**YOUR GOAL:** Reproduce the entries that follow precisely, setting aside any images.

───── GIVEN RECORDS

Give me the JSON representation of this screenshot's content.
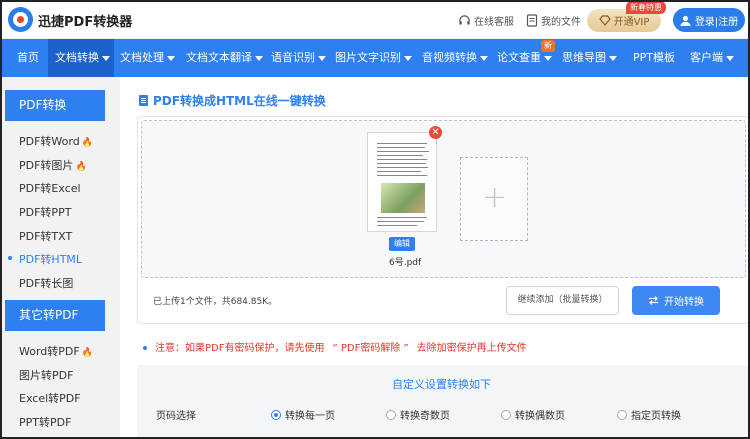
{
  "header": {
    "brand": "迅捷PDF转换器",
    "service": "在线客服",
    "my_files": "我的文件",
    "vip_badge": "新春特惠",
    "vip": "开通VIP",
    "login": "登录|注册"
  },
  "nav": {
    "items": [
      {
        "label": "首页",
        "caret": false
      },
      {
        "label": "文档转换",
        "caret": true
      },
      {
        "label": "文档处理",
        "caret": true
      },
      {
        "label": "文档文本翻译",
        "caret": true
      },
      {
        "label": "语音识别",
        "caret": true
      },
      {
        "label": "图片文字识别",
        "caret": true
      },
      {
        "label": "音视频转换",
        "caret": true
      },
      {
        "label": "论文查重",
        "caret": true
      },
      {
        "label": "思维导图",
        "caret": true
      },
      {
        "label": "PPT模板",
        "caret": false
      },
      {
        "label": "客户端",
        "caret": true
      }
    ],
    "new_badge": "新"
  },
  "sidebar": {
    "group1": "PDF转换",
    "items1": [
      "PDF转Word",
      "PDF转图片",
      "PDF转Excel",
      "PDF转PPT",
      "PDF转TXT",
      "PDF转HTML",
      "PDF转长图"
    ],
    "group2": "其它转PDF",
    "items2": [
      "Word转PDF",
      "图片转PDF",
      "Excel转PDF",
      "PPT转PDF"
    ]
  },
  "main": {
    "title": "PDF转换成HTML在线一键转换",
    "edit": "编辑",
    "filename": "6号.pdf",
    "uploaded": "已上传1个文件，共684.85K。",
    "continue": "继续添加（批量转换）",
    "start": "开始转换",
    "note_prefix": "注意：如果PDF有密码保护，请先使用",
    "note_link": "“ PDF密码解除 ”",
    "note_suffix": "去除加密保护再上传文件",
    "settings_title": "自定义设置转换如下",
    "page_label": "页码选择",
    "options": [
      "转换每一页",
      "转换奇数页",
      "转换偶数页",
      "指定页转换"
    ],
    "selected_option": "转换每一页"
  }
}
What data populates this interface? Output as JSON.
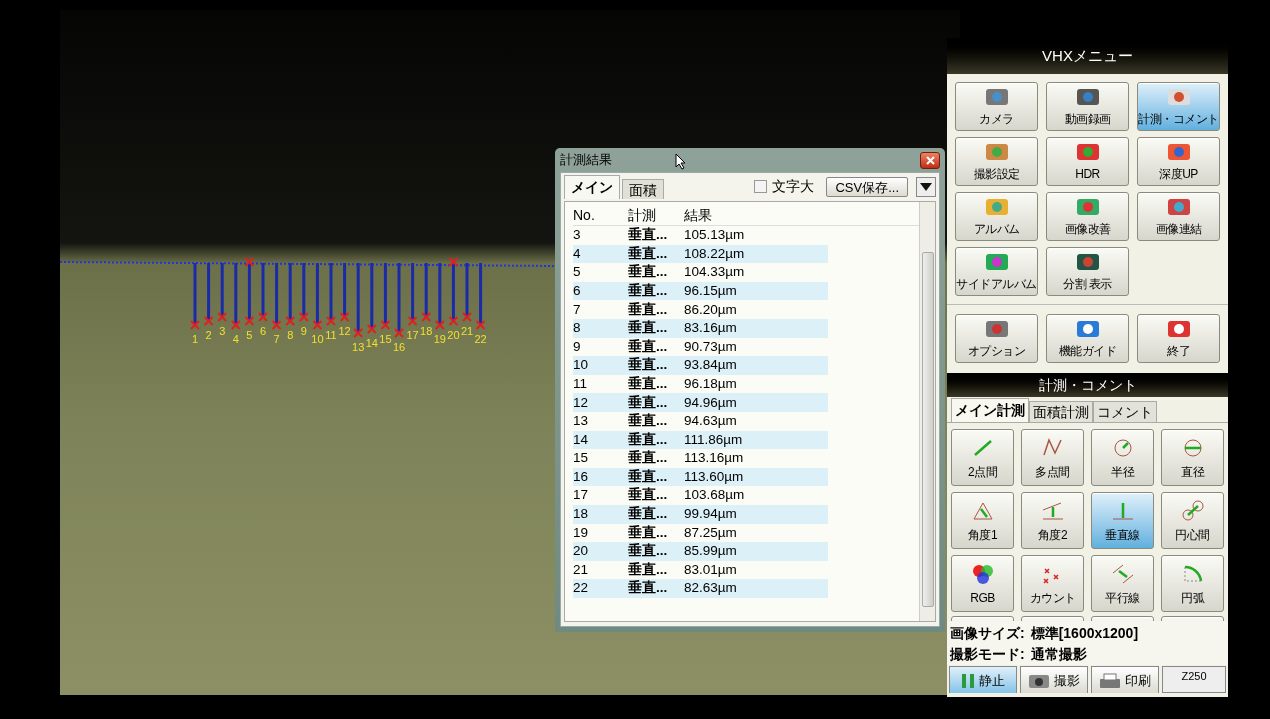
{
  "overlay": {
    "labels": [
      "1",
      "2",
      "3",
      "4",
      "5",
      "6",
      "7",
      "8",
      "9",
      "10",
      "11",
      "12",
      "13",
      "14",
      "15",
      "16",
      "17",
      "18",
      "19",
      "20",
      "21",
      "22"
    ]
  },
  "results": {
    "title": "計測結果",
    "tabs": [
      {
        "label": "メイン",
        "selected": true
      },
      {
        "label": "面積",
        "selected": false
      }
    ],
    "large_text": {
      "label": "文字大",
      "checked": false
    },
    "csv_button": "CSV保存...",
    "columns": [
      "No.",
      "計測",
      "結果"
    ],
    "rows": [
      {
        "no": "3",
        "type": "垂直...",
        "result": "105.13µm"
      },
      {
        "no": "4",
        "type": "垂直...",
        "result": "108.22µm"
      },
      {
        "no": "5",
        "type": "垂直...",
        "result": "104.33µm"
      },
      {
        "no": "6",
        "type": "垂直...",
        "result": "96.15µm"
      },
      {
        "no": "7",
        "type": "垂直...",
        "result": "86.20µm"
      },
      {
        "no": "8",
        "type": "垂直...",
        "result": "83.16µm"
      },
      {
        "no": "9",
        "type": "垂直...",
        "result": "90.73µm"
      },
      {
        "no": "10",
        "type": "垂直...",
        "result": "93.84µm"
      },
      {
        "no": "11",
        "type": "垂直...",
        "result": "96.18µm"
      },
      {
        "no": "12",
        "type": "垂直...",
        "result": "94.96µm"
      },
      {
        "no": "13",
        "type": "垂直...",
        "result": "94.63µm"
      },
      {
        "no": "14",
        "type": "垂直...",
        "result": "111.86µm"
      },
      {
        "no": "15",
        "type": "垂直...",
        "result": "113.16µm"
      },
      {
        "no": "16",
        "type": "垂直...",
        "result": "113.60µm"
      },
      {
        "no": "17",
        "type": "垂直...",
        "result": "103.68µm"
      },
      {
        "no": "18",
        "type": "垂直...",
        "result": "99.94µm"
      },
      {
        "no": "19",
        "type": "垂直...",
        "result": "87.25µm"
      },
      {
        "no": "20",
        "type": "垂直...",
        "result": "85.99µm"
      },
      {
        "no": "21",
        "type": "垂直...",
        "result": "83.01µm"
      },
      {
        "no": "22",
        "type": "垂直...",
        "result": "82.63µm"
      }
    ]
  },
  "menu": {
    "title": "VHXメニュー",
    "items": [
      {
        "label": "カメラ",
        "kind": "camera",
        "selected": false
      },
      {
        "label": "動画録画",
        "kind": "video",
        "selected": false
      },
      {
        "label": "計測・コメント",
        "kind": "ruler",
        "selected": true
      },
      {
        "label": "撮影設定",
        "kind": "photo",
        "selected": false
      },
      {
        "label": "HDR",
        "kind": "hdr",
        "selected": false
      },
      {
        "label": "深度UP",
        "kind": "depth",
        "selected": false
      },
      {
        "label": "アルバム",
        "kind": "folder",
        "selected": false
      },
      {
        "label": "画像改善",
        "kind": "image",
        "selected": false
      },
      {
        "label": "画像連結",
        "kind": "stitch",
        "selected": false
      },
      {
        "label": "サイドアルバム",
        "kind": "side",
        "selected": false
      },
      {
        "label": "分割 表示",
        "kind": "split",
        "selected": false
      }
    ],
    "system": [
      {
        "label": "オプション",
        "kind": "tools"
      },
      {
        "label": "機能ガイド",
        "kind": "help"
      },
      {
        "label": "終了",
        "kind": "power"
      }
    ]
  },
  "measure": {
    "title": "計測・コメント",
    "tabs": [
      {
        "label": "メイン計測",
        "selected": true
      },
      {
        "label": "面積計測",
        "selected": false
      },
      {
        "label": "コメント",
        "selected": false
      }
    ],
    "tools": [
      {
        "label": "2点間",
        "kind": "line",
        "selected": false
      },
      {
        "label": "多点間",
        "kind": "multi",
        "selected": false
      },
      {
        "label": "半径",
        "kind": "radius",
        "selected": false
      },
      {
        "label": "直径",
        "kind": "diameter",
        "selected": false
      },
      {
        "label": "角度1",
        "kind": "angle",
        "selected": false
      },
      {
        "label": "角度2",
        "kind": "angle2",
        "selected": false
      },
      {
        "label": "垂直線",
        "kind": "perp",
        "selected": true
      },
      {
        "label": "円心間",
        "kind": "centers",
        "selected": false
      },
      {
        "label": "RGB",
        "kind": "rgb",
        "selected": false
      },
      {
        "label": "カウント",
        "kind": "count",
        "selected": false
      },
      {
        "label": "平行線",
        "kind": "parallel",
        "selected": false
      },
      {
        "label": "円弧",
        "kind": "arc",
        "selected": false
      }
    ]
  },
  "status": {
    "lines": [
      {
        "label": "画像サイズ:",
        "value": "標準[1600x1200]"
      },
      {
        "label": "撮影モード:",
        "value": "通常撮影"
      }
    ]
  },
  "bottom_buttons": [
    {
      "label": "静止",
      "kind": "freeze",
      "selected": true
    },
    {
      "label": "撮影",
      "kind": "camera",
      "selected": false
    },
    {
      "label": "印刷",
      "kind": "print",
      "selected": false
    }
  ],
  "zoom_readout": "Z250"
}
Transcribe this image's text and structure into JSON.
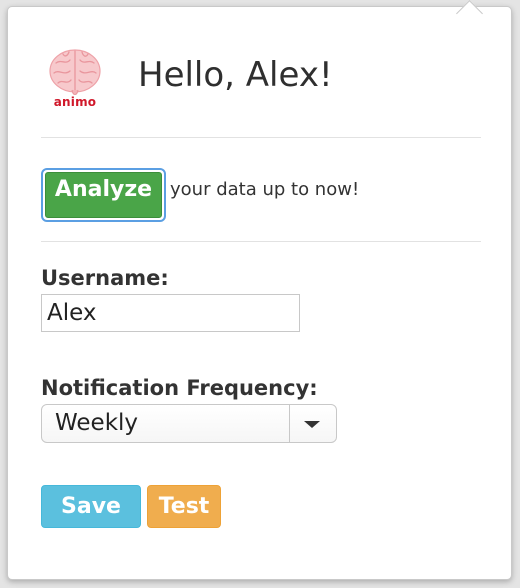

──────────

**RESULT OF THIS TASK:**
Give me the JSON representation of this screenshot's content.
{
  "header": {
    "brand": "迅捷PDF转换器",
    "service": "在线客服",
    "my_files": "我的文件",
    "vip_badge": "新春特惠",
    "vip": "开通VIP",
    "login": "登录|注册"
  },
  "nav": {
    "items": [
      {
        "label": "首页",
        "caret": false
      },
      {
        "label": "文档转换",
        "caret": true
      },
      {
        "label": "文档处理",
        "caret": true
      },
      {
        "label": "文档文本翻译",
        "caret": true
      },
      {
        "label": "语音识别",
        "caret": true
      },
      {
        "label": "图片文字识别",
        "caret": true
      },
      {
        "label": "音视频转换",
        "caret": true
      },
      {
        "label": "论文查重",
        "caret": true
      },
      {
        "label": "思维导图",
        "caret": true
      },
      {
        "label": "PPT模板",
        "caret": false
      },
      {
        "label": "客户端",
        "caret": true
      }
    ],
    "new_badge": "新"
  },
  "sidebar": {
    "group1": "PDF转换",
    "items1": [
      "PDF转Word",
      "PDF转图片",
      "PDF转Excel",
      "PDF转PPT",
      "PDF转TXT",
      "PDF转HTML",
      "PDF转长图"
    ],
    "group2": "其它转PDF",
    "items2": [
      "Word转PDF",
      "图片转PDF",
      "Excel转PDF",
      "PPT转PDF"
    ]
  },
  "main": {
    "title": "PDF转换成HTML在线一键转换",
    "edit": "编辑",
    "filename": "6号.pdf",
    "uploaded": "已上传1个文件，共684.85K。",
    "continue": "继续添加（批量转换）",
    "start": "开始转换",
    "note_prefix": "注意：如果PDF有密码保护，请先使用",
    "note_link": "“ PDF密码解除 ”",
    "note_suffix": "去除加密保护再上传文件",
    "settings_title": "自定义设置转换如下",
    "page_label": "页码选择",
    "options": [
      "转换每一页",
      "转换奇数页",
      "转换偶数页",
      "指定页转换"
    ],
    "selected_option": "转换每一页"
  }
}
What data populates this interface? Output as JSON.
{
  "overlay": {
    "labels": [
      "1",
      "2",
      "3",
      "4",
      "5",
      "6",
      "7",
      "8",
      "9",
      "10",
      "11",
      "12",
      "13",
      "14",
      "15",
      "16",
      "17",
      "18",
      "19",
      "20",
      "21",
      "22"
    ]
  },
  "results": {
    "title": "計測結果",
    "tabs": [
      {
        "label": "メイン",
        "selected": true
      },
      {
        "label": "面積",
        "selected": false
      }
    ],
    "large_text": {
      "label": "文字大",
      "checked": false
    },
    "csv_button": "CSV保存...",
    "columns": [
      "No.",
      "計測",
      "結果"
    ],
    "rows": [
      {
        "no": "3",
        "type": "垂直...",
        "result": "105.13µm"
      },
      {
        "no": "4",
        "type": "垂直...",
        "result": "108.22µm"
      },
      {
        "no": "5",
        "type": "垂直...",
        "result": "104.33µm"
      },
      {
        "no": "6",
        "type": "垂直...",
        "result": "96.15µm"
      },
      {
        "no": "7",
        "type": "垂直...",
        "result": "86.20µm"
      },
      {
        "no": "8",
        "type": "垂直...",
        "result": "83.16µm"
      },
      {
        "no": "9",
        "type": "垂直...",
        "result": "90.73µm"
      },
      {
        "no": "10",
        "type": "垂直...",
        "result": "93.84µm"
      },
      {
        "no": "11",
        "type": "垂直...",
        "result": "96.18µm"
      },
      {
        "no": "12",
        "type": "垂直...",
        "result": "94.96µm"
      },
      {
        "no": "13",
        "type": "垂直...",
        "result": "94.63µm"
      },
      {
        "no": "14",
        "type": "垂直...",
        "result": "111.86µm"
      },
      {
        "no": "15",
        "type": "垂直...",
        "result": "113.16µm"
      },
      {
        "no": "16",
        "type": "垂直...",
        "result": "113.60µm"
      },
      {
        "no": "17",
        "type": "垂直...",
        "result": "103.68µm"
      },
      {
        "no": "18",
        "type": "垂直...",
        "result": "99.94µm"
      },
      {
        "no": "19",
        "type": "垂直...",
        "result": "87.25µm"
      },
      {
        "no": "20",
        "type": "垂直...",
        "result": "85.99µm"
      },
      {
        "no": "21",
        "type": "垂直...",
        "result": "83.01µm"
      },
      {
        "no": "22",
        "type": "垂直...",
        "result": "82.63µm"
      }
    ]
  },
  "menu": {
    "title": "VHXメニュー",
    "items": [
      {
        "label": "カメラ",
        "kind": "camera",
        "selected": false
      },
      {
        "label": "動画録画",
        "kind": "video",
        "selected": false
      },
      {
        "label": "計測・コメント",
        "kind": "ruler",
        "selected": true
      },
      {
        "label": "撮影設定",
        "kind": "photo",
        "selected": false
      },
      {
        "label": "HDR",
        "kind": "hdr",
        "selected": false
      },
      {
        "label": "深度UP",
        "kind": "depth",
        "selected": false
      },
      {
        "label": "アルバム",
        "kind": "folder",
        "selected": false
      },
      {
        "label": "画像改善",
        "kind": "image",
        "selected": false
      },
      {
        "label": "画像連結",
        "kind": "stitch",
        "selected": false
      },
      {
        "label": "サイドアルバム",
        "kind": "side",
        "selected": false
      },
      {
        "label": "分割 表示",
        "kind": "split",
        "selected": false
      }
    ],
    "system": [
      {
        "label": "オプション",
        "kind": "tools"
      },
      {
        "label": "機能ガイド",
        "kind": "help"
      },
      {
        "label": "終了",
        "kind": "power"
      }
    ]
  },
  "measure": {
    "title": "計測・コメント",
    "tabs": [
      {
        "label": "メイン計測",
        "selected": true
      },
      {
        "label": "面積計測",
        "selected": false
      },
      {
        "label": "コメント",
        "selected": false
      }
    ],
    "tools": [
      {
        "label": "2点間",
        "kind": "line",
        "selected": false
      },
      {
        "label": "多点間",
        "kind": "multi",
        "selected": false
      },
      {
        "label": "半径",
        "kind": "radius",
        "selected": false
      },
      {
        "label": "直径",
        "kind": "diameter",
        "selected": false
      },
      {
        "label": "角度1",
        "kind": "angle",
        "selected": false
      },
      {
        "label": "角度2",
        "kind": "angle2",
        "selected": false
      },
      {
        "label": "垂直線",
        "kind": "perp",
        "selected": true
      },
      {
        "label": "円心間",
        "kind": "centers",
        "selected": false
      },
      {
        "label": "RGB",
        "kind": "rgb",
        "selected": false
      },
      {
        "label": "カウント",
        "kind": "count",
        "selected": false
      },
      {
        "label": "平行線",
        "kind": "parallel",
        "selected": false
      },
      {
        "label": "円弧",
        "kind": "arc",
        "selected": false
      }
    ]
  },
  "status": {
    "lines": [
      {
        "label": "画像サイズ:",
        "value": "標準[1600x1200]"
      },
      {
        "label": "撮影モード:",
        "value": "通常撮影"
      }
    ]
  },
  "bottom_buttons": [
    {
      "label": "静止",
      "kind": "freeze",
      "selected": true
    },
    {
      "label": "撮影",
      "kind": "camera",
      "selected": false
    },
    {
      "label": "印刷",
      "kind": "print",
      "selected": false
    }
  ],
  "zoom_readout": "Z250"
}
Transcribe this image's text and structure into JSON.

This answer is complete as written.